■ **RECORDS TO PROCESS**
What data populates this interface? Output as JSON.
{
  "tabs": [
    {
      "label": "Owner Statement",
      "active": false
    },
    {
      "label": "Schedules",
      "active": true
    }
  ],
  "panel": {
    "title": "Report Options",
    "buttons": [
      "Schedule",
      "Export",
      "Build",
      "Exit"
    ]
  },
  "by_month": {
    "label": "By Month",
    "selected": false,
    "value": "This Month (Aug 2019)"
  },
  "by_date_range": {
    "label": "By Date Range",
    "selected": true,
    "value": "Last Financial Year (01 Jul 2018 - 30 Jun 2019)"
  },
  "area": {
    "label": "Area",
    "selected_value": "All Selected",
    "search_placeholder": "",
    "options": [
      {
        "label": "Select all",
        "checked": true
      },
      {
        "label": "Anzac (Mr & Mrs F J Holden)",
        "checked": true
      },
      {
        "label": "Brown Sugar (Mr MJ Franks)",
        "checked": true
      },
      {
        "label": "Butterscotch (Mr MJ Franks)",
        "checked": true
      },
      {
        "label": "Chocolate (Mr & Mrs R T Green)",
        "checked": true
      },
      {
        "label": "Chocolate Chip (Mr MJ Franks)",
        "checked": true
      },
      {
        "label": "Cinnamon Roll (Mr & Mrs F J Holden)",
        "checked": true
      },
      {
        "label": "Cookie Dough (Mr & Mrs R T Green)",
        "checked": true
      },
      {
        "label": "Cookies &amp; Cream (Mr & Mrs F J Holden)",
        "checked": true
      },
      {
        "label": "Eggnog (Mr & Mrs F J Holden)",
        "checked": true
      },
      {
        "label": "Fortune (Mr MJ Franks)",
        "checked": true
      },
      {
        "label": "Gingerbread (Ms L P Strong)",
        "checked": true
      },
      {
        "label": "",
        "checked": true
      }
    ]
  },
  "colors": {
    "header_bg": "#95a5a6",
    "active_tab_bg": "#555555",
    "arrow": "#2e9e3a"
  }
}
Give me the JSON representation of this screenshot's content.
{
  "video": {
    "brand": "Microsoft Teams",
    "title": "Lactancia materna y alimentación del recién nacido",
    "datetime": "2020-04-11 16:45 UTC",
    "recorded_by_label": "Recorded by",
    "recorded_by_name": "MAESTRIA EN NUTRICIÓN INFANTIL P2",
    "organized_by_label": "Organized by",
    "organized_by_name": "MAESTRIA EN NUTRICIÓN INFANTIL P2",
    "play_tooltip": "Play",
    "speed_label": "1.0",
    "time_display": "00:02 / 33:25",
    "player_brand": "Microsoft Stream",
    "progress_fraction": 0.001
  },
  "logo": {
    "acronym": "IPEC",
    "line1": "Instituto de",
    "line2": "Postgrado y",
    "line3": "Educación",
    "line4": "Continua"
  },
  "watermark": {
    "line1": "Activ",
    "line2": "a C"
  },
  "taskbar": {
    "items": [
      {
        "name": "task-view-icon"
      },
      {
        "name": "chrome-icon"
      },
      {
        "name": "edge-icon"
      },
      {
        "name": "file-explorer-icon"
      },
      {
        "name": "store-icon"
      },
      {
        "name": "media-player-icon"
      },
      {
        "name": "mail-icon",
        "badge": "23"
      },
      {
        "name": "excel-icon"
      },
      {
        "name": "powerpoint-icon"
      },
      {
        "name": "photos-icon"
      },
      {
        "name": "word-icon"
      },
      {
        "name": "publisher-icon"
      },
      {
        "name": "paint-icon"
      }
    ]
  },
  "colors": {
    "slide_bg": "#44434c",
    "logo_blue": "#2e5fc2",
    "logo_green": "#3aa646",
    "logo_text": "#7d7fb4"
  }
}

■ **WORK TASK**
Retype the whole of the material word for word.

■ **REPLY**
What data populates this interface? Output as JSON.
{
  "tabs": [
    {
      "label": "Owner Statement",
      "active": false
    },
    {
      "label": "Schedules",
      "active": true
    }
  ],
  "panel": {
    "title": "Report Options",
    "buttons": [
      "Schedule",
      "Export",
      "Build",
      "Exit"
    ]
  },
  "by_month": {
    "label": "By Month",
    "selected": false,
    "value": "This Month (Aug 2019)"
  },
  "by_date_range": {
    "label": "By Date Range",
    "selected": true,
    "value": "Last Financial Year (01 Jul 2018 - 30 Jun 2019)"
  },
  "area": {
    "label": "Area",
    "selected_value": "All Selected",
    "search_placeholder": "",
    "options": [
      {
        "label": "Select all",
        "checked": true
      },
      {
        "label": "Anzac (Mr & Mrs F J Holden)",
        "checked": true
      },
      {
        "label": "Brown Sugar (Mr MJ Franks)",
        "checked": true
      },
      {
        "label": "Butterscotch (Mr MJ Franks)",
        "checked": true
      },
      {
        "label": "Chocolate (Mr & Mrs R T Green)",
        "checked": true
      },
      {
        "label": "Chocolate Chip (Mr MJ Franks)",
        "checked": true
      },
      {
        "label": "Cinnamon Roll (Mr & Mrs F J Holden)",
        "checked": true
      },
      {
        "label": "Cookie Dough (Mr & Mrs R T Green)",
        "checked": true
      },
      {
        "label": "Cookies &amp; Cream (Mr & Mrs F J Holden)",
        "checked": true
      },
      {
        "label": "Eggnog (Mr & Mrs F J Holden)",
        "checked": true
      },
      {
        "label": "Fortune (Mr MJ Franks)",
        "checked": true
      },
      {
        "label": "Gingerbread (Ms L P Strong)",
        "checked": true
      },
      {
        "label": "",
        "checked": true
      }
    ]
  },
  "colors": {
    "header_bg": "#95a5a6",
    "active_tab_bg": "#555555",
    "arrow": "#2e9e3a"
  }
}
Give me the JSON representation of this screenshot's content.
{
  "video": {
    "brand": "Microsoft Teams",
    "title": "Lactancia materna y alimentación del recién nacido",
    "datetime": "2020-04-11 16:45 UTC",
    "recorded_by_label": "Recorded by",
    "recorded_by_name": "MAESTRIA EN NUTRICIÓN INFANTIL P2",
    "organized_by_label": "Organized by",
    "organized_by_name": "MAESTRIA EN NUTRICIÓN INFANTIL P2",
    "play_tooltip": "Play",
    "speed_label": "1.0",
    "time_display": "00:02 / 33:25",
    "player_brand": "Microsoft Stream",
    "progress_fraction": 0.001
  },
  "logo": {
    "acronym": "IPEC",
    "line1": "Instituto de",
    "line2": "Postgrado y",
    "line3": "Educación",
    "line4": "Continua"
  },
  "watermark": {
    "line1": "Activ",
    "line2": "a C"
  },
  "taskbar": {
    "items": [
      {
        "name": "task-view-icon"
      },
      {
        "name": "chrome-icon"
      },
      {
        "name": "edge-icon"
      },
      {
        "name": "file-explorer-icon"
      },
      {
        "name": "store-icon"
      },
      {
        "name": "media-player-icon"
      },
      {
        "name": "mail-icon",
        "badge": "23"
      },
      {
        "name": "excel-icon"
      },
      {
        "name": "powerpoint-icon"
      },
      {
        "name": "photos-icon"
      },
      {
        "name": "word-icon"
      },
      {
        "name": "publisher-icon"
      },
      {
        "name": "paint-icon"
      }
    ]
  },
  "colors": {
    "slide_bg": "#44434c",
    "logo_blue": "#2e5fc2",
    "logo_green": "#3aa646",
    "logo_text": "#7d7fb4"
  }
}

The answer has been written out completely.